Federal and State Affairs is a particularly influential post because it is one of only a few “blessed” committees, meaning it can work on legislation from the start of the session to the end.
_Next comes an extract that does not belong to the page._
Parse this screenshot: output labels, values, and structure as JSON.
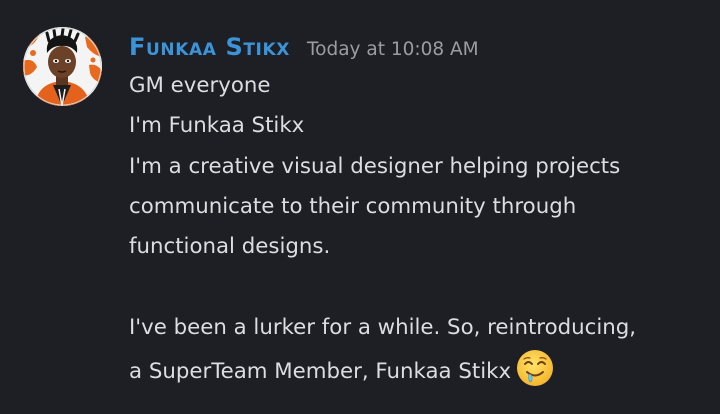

Most committees have to comply with comparatively early deadlines for filing and passing bills.
Brunk has been staunchly anti-abortion and was a leading proponent of a “religious freedom” bill that would have allowed public-sector and private-sector workers to refuse service to gay couples if homosexuality is incompatible with their personal religious beliefs.
Pauls also supports those policies.
A lawyer by profession, she was a socially conservative Democrat in the House from 1991 until 2014, when she switched parties and won re-election as a Republican.
She said she decided to change parties because she disagreed with more liberal Democratic stances on abortion and what she called “the homosexual agenda.”
Brunk and Pauls are co-sponsors of House Continuing Resolution 5018, also known as the Human Life Amendment.
If approved by two-thirds of the Legislature and a majority of voters, it would amend the Kansas Constitution to essentially ban abortion by extending full legal protection to embryos and fetuses, starting at the moment of fertilization.
The legislative history shows the amendment is currently awaiting action in the Federal and State Affairs Committee.
In addition to appointing Pauls as chairwoman, Merrick announced the appointment of James Todd, an Overland Park Republican, to replace Travis Couture-Lovelady of Palco as vice chairman of Federal and State Affairs.
Couture-Lovelady, a Republican, resigned from the Legislature in November to accept a lobbying position with the National Rifle Association.